On 6 March 1903 Synge arrived in Paris.
Synge had come to Paris in March 1903 to quit the apartment he had been keeping at 90 rue d’Assass. He stayed for only a week, but he and Joyce met frequently during that week.
Before Joyce left Dublin for Paris in December 1902, Lady Gregory had written to Synge who, she hoped, might be able to advise Joyce about cheap accommodation in Paris. In a letter to her on the day he left Dublin, Joyce claimed he had met Synge, and on his arrival in Paris he stayed at the Hôtel Corneille where Synge had also stayed on previous visits to Paris.
When Joyce passed through London en route to Paris in January 1903 he canvassed several newspaper and magazine editors for work as a reviewer. Synge was in London at the same time and was looking for the same work but, as he wrote to his mother, he decided to hold back on visiting the editors as he thought one Irishman looking for work at a time was enough!

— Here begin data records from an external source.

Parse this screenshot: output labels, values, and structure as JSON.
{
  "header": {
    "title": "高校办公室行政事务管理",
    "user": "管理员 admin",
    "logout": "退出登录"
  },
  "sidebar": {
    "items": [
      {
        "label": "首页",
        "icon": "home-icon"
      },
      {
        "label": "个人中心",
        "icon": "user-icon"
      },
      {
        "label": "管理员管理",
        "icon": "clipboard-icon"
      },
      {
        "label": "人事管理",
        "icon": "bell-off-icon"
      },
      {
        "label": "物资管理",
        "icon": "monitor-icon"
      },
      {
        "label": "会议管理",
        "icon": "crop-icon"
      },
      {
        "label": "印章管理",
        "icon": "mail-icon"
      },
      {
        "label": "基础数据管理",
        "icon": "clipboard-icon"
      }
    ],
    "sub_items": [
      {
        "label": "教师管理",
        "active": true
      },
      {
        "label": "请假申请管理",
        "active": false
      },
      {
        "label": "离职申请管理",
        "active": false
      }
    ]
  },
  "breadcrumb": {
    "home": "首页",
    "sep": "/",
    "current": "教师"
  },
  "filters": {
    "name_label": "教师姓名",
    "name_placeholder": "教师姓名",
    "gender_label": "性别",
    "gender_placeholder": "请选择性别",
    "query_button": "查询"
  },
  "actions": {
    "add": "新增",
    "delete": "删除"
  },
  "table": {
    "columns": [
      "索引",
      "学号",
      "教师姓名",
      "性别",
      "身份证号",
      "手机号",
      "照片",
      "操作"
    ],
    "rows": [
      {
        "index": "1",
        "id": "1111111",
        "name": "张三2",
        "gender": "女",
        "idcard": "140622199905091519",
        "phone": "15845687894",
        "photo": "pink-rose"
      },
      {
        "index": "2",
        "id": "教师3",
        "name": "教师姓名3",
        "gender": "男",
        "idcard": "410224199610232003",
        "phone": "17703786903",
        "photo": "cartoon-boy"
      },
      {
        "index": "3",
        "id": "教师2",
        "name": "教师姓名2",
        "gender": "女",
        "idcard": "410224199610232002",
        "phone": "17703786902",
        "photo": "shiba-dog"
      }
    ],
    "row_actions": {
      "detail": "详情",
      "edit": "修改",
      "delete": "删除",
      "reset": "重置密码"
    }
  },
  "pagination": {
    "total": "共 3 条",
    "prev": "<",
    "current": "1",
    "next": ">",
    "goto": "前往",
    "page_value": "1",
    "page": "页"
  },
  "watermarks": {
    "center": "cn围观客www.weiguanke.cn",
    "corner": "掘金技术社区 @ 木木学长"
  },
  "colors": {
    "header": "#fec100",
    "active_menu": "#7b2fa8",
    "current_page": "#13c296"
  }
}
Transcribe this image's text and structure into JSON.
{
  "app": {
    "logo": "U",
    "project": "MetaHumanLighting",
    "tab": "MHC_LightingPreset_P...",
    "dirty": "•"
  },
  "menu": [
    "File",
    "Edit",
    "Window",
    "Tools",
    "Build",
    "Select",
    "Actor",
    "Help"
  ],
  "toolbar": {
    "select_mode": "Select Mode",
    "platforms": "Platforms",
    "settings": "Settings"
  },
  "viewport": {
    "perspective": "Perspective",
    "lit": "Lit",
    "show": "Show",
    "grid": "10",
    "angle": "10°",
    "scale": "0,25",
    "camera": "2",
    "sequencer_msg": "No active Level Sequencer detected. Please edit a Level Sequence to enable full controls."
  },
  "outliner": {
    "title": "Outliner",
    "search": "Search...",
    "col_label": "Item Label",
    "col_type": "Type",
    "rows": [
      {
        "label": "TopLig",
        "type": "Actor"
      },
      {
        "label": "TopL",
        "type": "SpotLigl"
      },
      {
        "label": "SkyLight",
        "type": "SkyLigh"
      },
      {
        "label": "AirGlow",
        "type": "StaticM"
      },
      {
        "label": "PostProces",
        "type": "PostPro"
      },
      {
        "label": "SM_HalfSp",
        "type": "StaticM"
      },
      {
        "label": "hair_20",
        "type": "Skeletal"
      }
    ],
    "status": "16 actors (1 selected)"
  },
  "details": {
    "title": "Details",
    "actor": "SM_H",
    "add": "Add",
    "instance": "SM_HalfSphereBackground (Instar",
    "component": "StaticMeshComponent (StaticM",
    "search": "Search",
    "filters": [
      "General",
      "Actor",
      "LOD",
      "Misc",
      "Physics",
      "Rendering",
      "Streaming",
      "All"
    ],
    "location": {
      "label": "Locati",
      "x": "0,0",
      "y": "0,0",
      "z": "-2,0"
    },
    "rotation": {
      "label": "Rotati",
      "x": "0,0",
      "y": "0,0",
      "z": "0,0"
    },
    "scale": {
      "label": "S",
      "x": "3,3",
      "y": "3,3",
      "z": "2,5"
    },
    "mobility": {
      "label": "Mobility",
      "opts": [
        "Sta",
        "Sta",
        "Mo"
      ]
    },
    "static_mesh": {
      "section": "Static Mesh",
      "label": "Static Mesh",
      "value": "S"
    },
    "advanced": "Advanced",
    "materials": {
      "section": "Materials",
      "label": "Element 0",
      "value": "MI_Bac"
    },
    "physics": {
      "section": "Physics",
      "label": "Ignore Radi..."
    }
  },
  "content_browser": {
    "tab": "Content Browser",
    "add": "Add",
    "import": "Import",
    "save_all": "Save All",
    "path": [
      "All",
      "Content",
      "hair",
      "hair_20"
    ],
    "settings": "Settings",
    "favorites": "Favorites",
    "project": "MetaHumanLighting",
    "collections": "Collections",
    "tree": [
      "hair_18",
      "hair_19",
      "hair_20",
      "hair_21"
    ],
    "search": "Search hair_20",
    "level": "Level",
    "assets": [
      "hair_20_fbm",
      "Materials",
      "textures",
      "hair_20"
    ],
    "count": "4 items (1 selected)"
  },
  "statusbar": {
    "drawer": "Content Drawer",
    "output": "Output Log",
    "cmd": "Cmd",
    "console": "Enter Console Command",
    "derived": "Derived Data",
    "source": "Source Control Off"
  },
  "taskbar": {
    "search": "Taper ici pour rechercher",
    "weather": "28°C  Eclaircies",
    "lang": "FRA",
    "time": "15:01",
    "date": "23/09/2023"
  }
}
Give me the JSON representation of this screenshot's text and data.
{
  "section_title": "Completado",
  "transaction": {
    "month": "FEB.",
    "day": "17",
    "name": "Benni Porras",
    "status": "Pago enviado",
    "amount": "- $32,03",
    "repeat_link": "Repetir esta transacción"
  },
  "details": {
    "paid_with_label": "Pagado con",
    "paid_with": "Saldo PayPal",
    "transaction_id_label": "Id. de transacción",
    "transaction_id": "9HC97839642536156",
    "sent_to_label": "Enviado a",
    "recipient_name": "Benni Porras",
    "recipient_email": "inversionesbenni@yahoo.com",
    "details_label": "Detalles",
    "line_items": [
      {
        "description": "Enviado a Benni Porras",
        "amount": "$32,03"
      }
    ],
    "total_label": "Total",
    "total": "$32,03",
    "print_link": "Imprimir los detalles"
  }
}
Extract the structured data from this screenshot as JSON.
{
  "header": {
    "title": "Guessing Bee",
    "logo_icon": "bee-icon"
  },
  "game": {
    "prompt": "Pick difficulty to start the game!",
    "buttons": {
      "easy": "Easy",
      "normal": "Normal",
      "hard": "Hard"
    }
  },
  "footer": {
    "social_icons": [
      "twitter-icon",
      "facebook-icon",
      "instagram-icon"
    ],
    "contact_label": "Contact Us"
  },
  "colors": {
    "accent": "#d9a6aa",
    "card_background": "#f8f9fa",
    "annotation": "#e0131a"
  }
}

While Synge was in Paris in March 1903, he gave Joyce Riders to the Sea to read. Yeats had told Joyce that Riders was a tragedy in the Greek style but Joyce dismissed it as being non-Aristotelian and pointed out its flaws to Synge. Nonetheless, Joyce already knew by heart some of the speeches from the play. Joyce showed Synge a notebook, possibly containing some of Joyce’s poems, which Synge dismissed as being unimportant.
Synge left Paris on 13 March, and on 26 March (the same day that Joyce’s review of Lady Gregory’s book was published in the Dublin Daily Express) Synge wrote to Lady Gregory about his encounter with Joyce in Paris. He describes Joyce as poor, untidy, lazy, and spending his time at the Bibliothèque Nationale reading Ben Jonson in preference to French literature. He claims that Joyce intended to return to Dublin by the summer where he hoped to live on reviewing while he did his writing.
Synge went to Paris for the first time in 1895 to study at the Sorbonne. He returned in 1896 when met Yeats there. Like Joyce, Synge lived in poverty and told Joyce that fasting for long periods had resulted in him having an expensive operation. The operation is more likely to have been for Hodgkin’s disease which led to Synge’s death in 1909.
Sources & Further Information:
Ellmann, Richard: James Joyce – New and Revised Edition, Oxford: Oxford University Press, 1982.
Joyce, James: Letters of James Joyce, vol. II, edited by Richard Ellmann, London: Faber & Faber, 1966.
Joyce, Stanislaus: My Brother’s Keeper, London: Faber & Faber, 1958.
Norburn, Roger: A James Joyce Chronology, Basingstoke: Palgrave Macmillan, 2004.